Ahmadi Muslims 'facing discrimination' in Cardiff
Members of a Muslim sect in Cardiff claim they are facing discrimination from other Muslims in the city.
Worshippers at the Ahmadiyya mosque in Canton said other Muslims had shunned them, with one claiming he was sacked from a restaurant and another that he was accosted for selling Islamic books.
Ahmadis have been declared non-Muslim in Pakistan because they do not believe Mohammed was the final prophet.
The Muslim Council of Wales (MCW) said it "abhorred" any type of persecution.
The Equality and Human Rights Commission confirmed it had "received correspondence" about the matter.
In a written statement, the MCW said: "Sunni and Shia Muslims do not recognise Mirza Gulam Ahmad as the Messiah... whereas the Ahmadiyya do.
"This forms a theological schism, and one which the majority of Sunni and Shia scholars consider to mean that Ahmadiyyas have moved beyond mainstream Islam.
"We abhor strongly any persecution based on religion, race, gender, disability or sexual orientation and support the religious freedom of all, including the Ahmadiyya.
"This is a value that unites Muslims and faith groups across the globe."
Mubarik Bashir, who prays at the Ahmadi mosque, claimed he was fired from an Asian restaurant in the city because of his beliefs.
He said: "I went to work there for three weeks. [But I was told] the owner is not happy with me. They told me 'I think you're Ahmadi.
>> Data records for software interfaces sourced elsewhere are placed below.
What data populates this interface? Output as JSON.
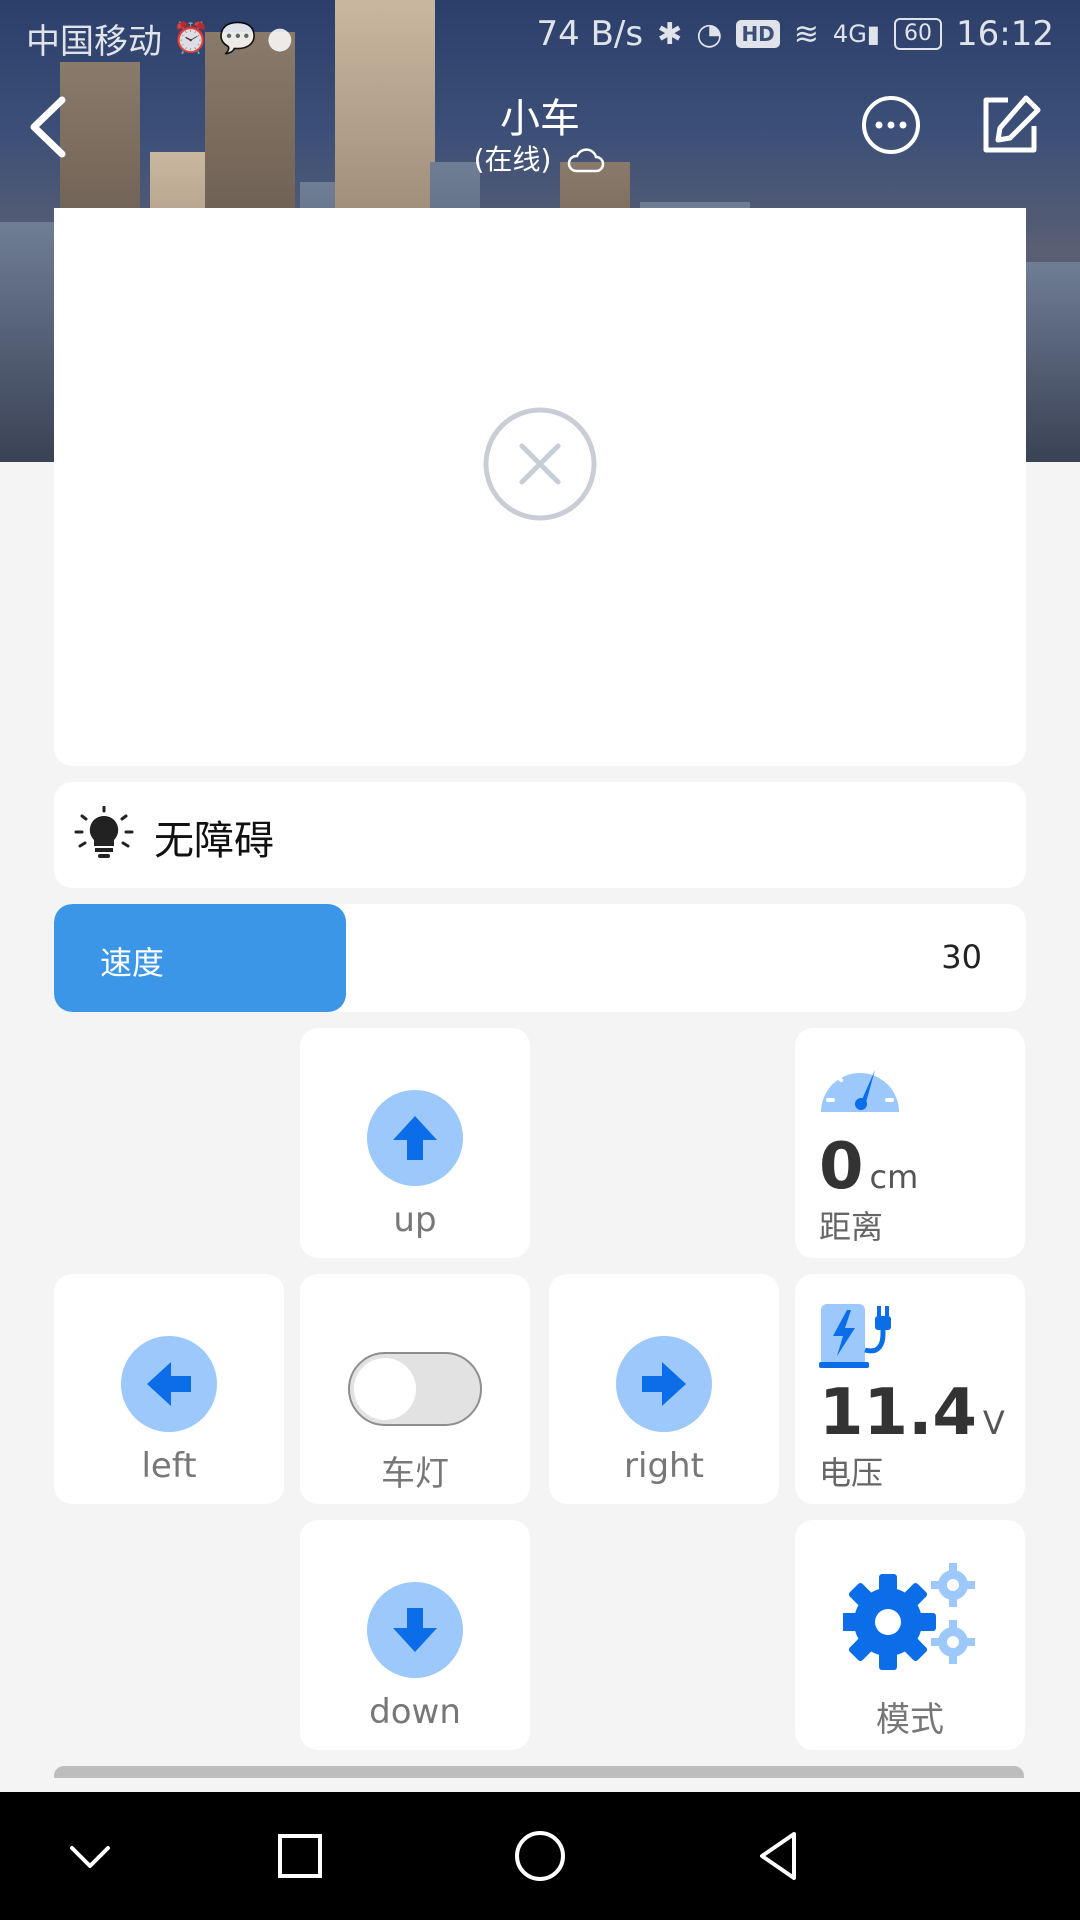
{
  "status_bar": {
    "carrier": "中国移动",
    "net_speed": "74 B/s",
    "battery": "60",
    "time": "16:12",
    "signal_type": "4G"
  },
  "nav": {
    "title": "小车",
    "subtitle": "(在线)"
  },
  "status": {
    "text": "无障碍"
  },
  "speed": {
    "label": "速度",
    "value": "30",
    "fill_fraction": 0.3
  },
  "controls": {
    "up": "up",
    "down": "down",
    "left": "left",
    "right": "right",
    "light": "车灯",
    "light_on": false
  },
  "distance": {
    "value": "0",
    "unit": "cm",
    "label": "距离"
  },
  "voltage": {
    "value": "11.4",
    "unit": "V",
    "label": "电压"
  },
  "mode": {
    "label": "模式"
  },
  "colors": {
    "accent": "#3b96e8",
    "icon_blue": "#1a73e8",
    "icon_light_blue": "#9cc8fb"
  },
  "icons": [
    "back-icon",
    "more-icon",
    "edit-icon",
    "cloud-icon",
    "error-icon",
    "bulb-icon",
    "arrow-up-icon",
    "arrow-down-icon",
    "arrow-left-icon",
    "arrow-right-icon",
    "gauge-icon",
    "charger-icon",
    "gears-icon"
  ]
}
My customers are not happy. Please leave this job'.
"I was very upset. After that I wasn't working for two or three months."
Another member of the community, Arshid Mahmood, said he had been verbally abused for selling Islamic books.
He said: "Two years ago we held a [religious] bookstall in Cardiff Bay. Three Arab Muslims came and said 'well done'... and took three or four books to distribute.
"After 10 or 15 minutes they came back and threw the books and said 'you are not Muslim. Why are you distributing these books?'
"They abused us and went."
Abdur Shakoor, who also worships at the Sanatorium Road mosque in Canton, said other Muslims had refused to greet him.
"I work in an Asian community… I try and say 'Salam Alaikum' to them and they won't answer it, they won't say 'Salam Alaikum' back to you or give you respect," he said.
Fiyaz Mughal, director of Faith Matters, which works to reduce religious conflict, said this kind of discrimination had "gone unchecked for too long".
"Imported thinking from Pakistan and elsewhere has seeped into the mindset of some orthodox Muslims in this country," he said.
"Unfortunately, there seems to be no room for pluralism."